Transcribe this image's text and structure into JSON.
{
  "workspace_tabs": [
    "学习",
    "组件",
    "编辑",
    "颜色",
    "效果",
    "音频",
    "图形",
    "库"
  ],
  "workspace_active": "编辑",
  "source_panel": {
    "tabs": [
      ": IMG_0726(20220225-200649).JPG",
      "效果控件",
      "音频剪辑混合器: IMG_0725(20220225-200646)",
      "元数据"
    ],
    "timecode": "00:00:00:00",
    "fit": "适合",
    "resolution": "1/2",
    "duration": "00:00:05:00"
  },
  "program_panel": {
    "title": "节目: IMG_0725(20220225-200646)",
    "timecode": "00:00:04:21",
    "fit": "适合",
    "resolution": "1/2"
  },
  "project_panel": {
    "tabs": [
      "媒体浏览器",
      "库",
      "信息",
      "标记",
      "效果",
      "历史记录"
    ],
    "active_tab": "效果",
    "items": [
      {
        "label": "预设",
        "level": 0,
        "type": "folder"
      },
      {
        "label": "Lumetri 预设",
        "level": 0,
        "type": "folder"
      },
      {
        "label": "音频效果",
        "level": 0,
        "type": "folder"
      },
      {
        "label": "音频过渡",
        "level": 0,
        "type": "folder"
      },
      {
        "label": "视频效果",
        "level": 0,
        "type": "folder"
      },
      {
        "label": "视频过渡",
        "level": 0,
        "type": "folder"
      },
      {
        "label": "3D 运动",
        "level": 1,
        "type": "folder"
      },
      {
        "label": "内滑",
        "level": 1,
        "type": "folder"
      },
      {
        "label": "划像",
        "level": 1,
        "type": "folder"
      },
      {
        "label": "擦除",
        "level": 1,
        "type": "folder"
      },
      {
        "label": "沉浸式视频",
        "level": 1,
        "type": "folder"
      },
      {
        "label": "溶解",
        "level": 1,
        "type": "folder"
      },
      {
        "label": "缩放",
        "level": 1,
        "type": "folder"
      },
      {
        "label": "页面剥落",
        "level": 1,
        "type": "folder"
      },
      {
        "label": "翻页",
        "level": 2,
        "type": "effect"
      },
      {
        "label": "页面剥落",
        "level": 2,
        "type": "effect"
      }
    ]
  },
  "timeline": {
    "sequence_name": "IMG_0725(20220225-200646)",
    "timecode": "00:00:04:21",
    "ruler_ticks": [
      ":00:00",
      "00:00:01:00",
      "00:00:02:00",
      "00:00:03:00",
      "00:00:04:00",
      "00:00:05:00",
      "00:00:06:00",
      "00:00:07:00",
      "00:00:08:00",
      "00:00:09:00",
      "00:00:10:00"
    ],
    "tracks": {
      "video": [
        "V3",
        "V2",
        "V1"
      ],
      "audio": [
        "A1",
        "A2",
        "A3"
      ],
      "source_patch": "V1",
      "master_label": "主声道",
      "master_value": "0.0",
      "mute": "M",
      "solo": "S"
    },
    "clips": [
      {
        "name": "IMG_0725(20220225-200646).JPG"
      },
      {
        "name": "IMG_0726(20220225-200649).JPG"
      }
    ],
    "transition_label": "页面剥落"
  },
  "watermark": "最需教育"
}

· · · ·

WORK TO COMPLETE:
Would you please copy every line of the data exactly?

ANSWER BOX:
Transcribe this image's text and structure into JSON.
{
  "workspace_tabs": [
    "学习",
    "组件",
    "编辑",
    "颜色",
    "效果",
    "音频",
    "图形",
    "库"
  ],
  "workspace_active": "编辑",
  "source_panel": {
    "tabs": [
      ": IMG_0726(20220225-200649).JPG",
      "效果控件",
      "音频剪辑混合器: IMG_0725(20220225-200646)",
      "元数据"
    ],
    "timecode": "00:00:00:00",
    "fit": "适合",
    "resolution": "1/2",
    "duration": "00:00:05:00"
  },
  "program_panel": {
    "title": "节目: IMG_0725(20220225-200646)",
    "timecode": "00:00:04:21",
    "fit": "适合",
    "resolution": "1/2"
  },
  "project_panel": {
    "tabs": [
      "媒体浏览器",
      "库",
      "信息",
      "标记",
      "效果",
      "历史记录"
    ],
    "active_tab": "效果",
    "items": [
      {
        "label": "预设",
        "level": 0,
        "type": "folder"
      },
      {
        "label": "Lumetri 预设",
        "level": 0,
        "type": "folder"
      },
      {
        "label": "音频效果",
        "level": 0,
        "type": "folder"
      },
      {
        "label": "音频过渡",
        "level": 0,
        "type": "folder"
      },
      {
        "label": "视频效果",
        "level": 0,
        "type": "folder"
      },
      {
        "label": "视频过渡",
        "level": 0,
        "type": "folder"
      },
      {
        "label": "3D 运动",
        "level": 1,
        "type": "folder"
      },
      {
        "label": "内滑",
        "level": 1,
        "type": "folder"
      },
      {
        "label": "划像",
        "level": 1,
        "type": "folder"
      },
      {
        "label": "擦除",
        "level": 1,
        "type": "folder"
      },
      {
        "label": "沉浸式视频",
        "level": 1,
        "type": "folder"
      },
      {
        "label": "溶解",
        "level": 1,
        "type": "folder"
      },
      {
        "label": "缩放",
        "level": 1,
        "type": "folder"
      },
      {
        "label": "页面剥落",
        "level": 1,
        "type": "folder"
      },
      {
        "label": "翻页",
        "level": 2,
        "type": "effect"
      },
      {
        "label": "页面剥落",
        "level": 2,
        "type": "effect"
      }
    ]
  },
  "timeline": {
    "sequence_name": "IMG_0725(20220225-200646)",
    "timecode": "00:00:04:21",
    "ruler_ticks": [
      ":00:00",
      "00:00:01:00",
      "00:00:02:00",
      "00:00:03:00",
      "00:00:04:00",
      "00:00:05:00",
      "00:00:06:00",
      "00:00:07:00",
      "00:00:08:00",
      "00:00:09:00",
      "00:00:10:00"
    ],
    "tracks": {
      "video": [
        "V3",
        "V2",
        "V1"
      ],
      "audio": [
        "A1",
        "A2",
        "A3"
      ],
      "source_patch": "V1",
      "master_label": "主声道",
      "master_value": "0.0",
      "mute": "M",
      "solo": "S"
    },
    "clips": [
      {
        "name": "IMG_0725(20220225-200646).JPG"
      },
      {
        "name": "IMG_0726(20220225-200649).JPG"
      }
    ],
    "transition_label": "页面剥落"
  },
  "watermark": "最需教育"
}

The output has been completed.